Prescribing for self, family, friends and colleagues could be quite high, suggests a new study published in the Journal of Medical Ethics, with the authors calling for greater education on the risks of the practice.
As part of the study, 729 doctors in Ireland who were members of a closed Facebook group for young doctors completed a 16-item questionnaire, which asked respondents about their prescribing habits.
The majority of respondents were non-consultant hospital doctors: interns (21%), senior house officers (40%), registrars (17%) or senior/specialist registrars (13%). A small number were qualified GPs (6%) and consultants (3%).
Over 70 per cent of those surveyed had prescribed to family, and nearly 60 per cent had prescribed to a friend or colleague. GPs, paediatricians and hospital medicine specialties were more likely to prescribe to family, and surgeons were more likely to prescribe to friends.
GPs and paediatricians were more likely to self-prescribe in general. Male doctors, anaesthetists and surgeons were more likely to self-prescribe opioids while those in hospital medicine were more likely to self-prescribe psychotropic medications.

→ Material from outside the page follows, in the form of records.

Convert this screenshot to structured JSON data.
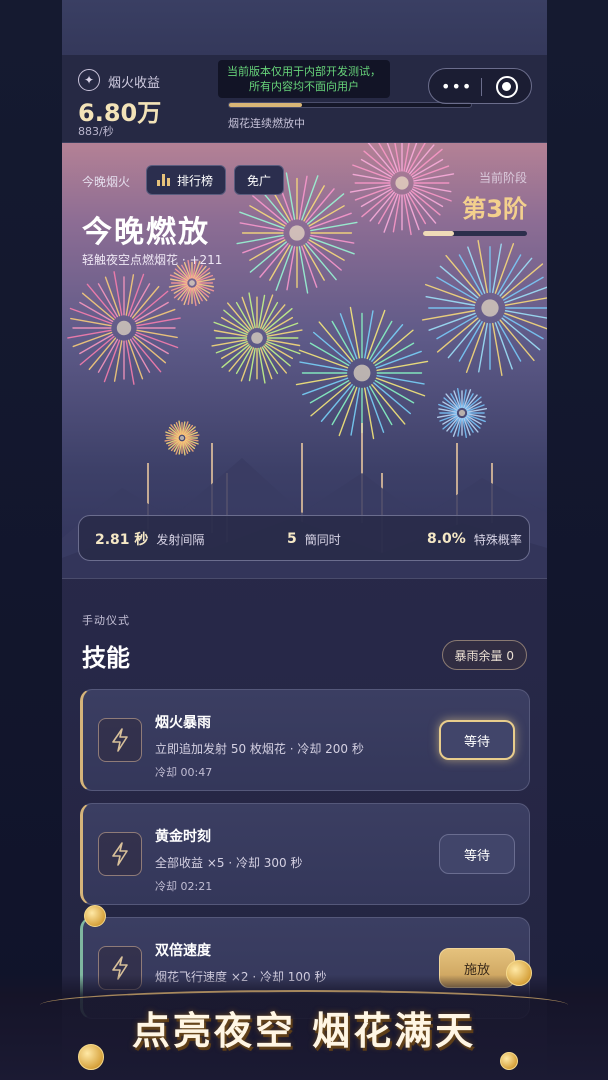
{
  "header": {
    "earnings_icon": "sparkle-icon",
    "earnings_label": "烟火收益",
    "earnings_value": "6.80万",
    "earnings_rate": "883/秒",
    "notice_line1": "当前版本仅用于内部开发测试，",
    "notice_line2": "所有内容均不面向用户",
    "progress_label": "烟花连续燃放中",
    "progress_fraction": 0.3,
    "capsule_hidden_text": "第3阶",
    "capsule_more": "•••"
  },
  "stage": {
    "label": "今晚烟火",
    "rank_button": "排行榜",
    "ad_button": "免广",
    "title": "今晚燃放",
    "subtitle": "轻触夜空点燃烟花 · +211",
    "tier_label": "当前阶段",
    "tier_value": "第3阶",
    "tier_fraction": 0.3,
    "stats": [
      {
        "value": "2.81 秒",
        "label": "发射间隔"
      },
      {
        "value": "5",
        "label": "簡同时"
      },
      {
        "value": "8.0%",
        "label": "特殊概率"
      }
    ]
  },
  "skills": {
    "section_tag": "手动仪式",
    "section_title": "技能",
    "rain_badge": "暴雨余量 0",
    "cards": [
      {
        "title": "烟火暴雨",
        "desc": "立即追加发射 50 枚烟花 · 冷却 200 秒",
        "cooldown": "冷却 00:47",
        "button": "等待",
        "icon": "lightning-icon"
      },
      {
        "title": "黄金时刻",
        "desc": "全部收益 ×5 · 冷却 300 秒",
        "cooldown": "冷却 02:21",
        "button": "等待",
        "icon": "lightning-icon"
      },
      {
        "title": "双倍速度",
        "desc": "烟花飞行速度 ×2 · 冷却 100 秒",
        "cooldown": "",
        "button": "施放",
        "icon": "lightning-icon"
      }
    ]
  },
  "banner": {
    "text": "点亮夜空 烟花满天"
  },
  "colors": {
    "gold": "#f3d08d",
    "accent": "#d5b47a",
    "notice_green": "#67d47a"
  }
}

The authors suggested further education is needed to protect doctors from the risks posed by this practice and say this should be included at undergraduate and postgraduate level as well in continued professional development.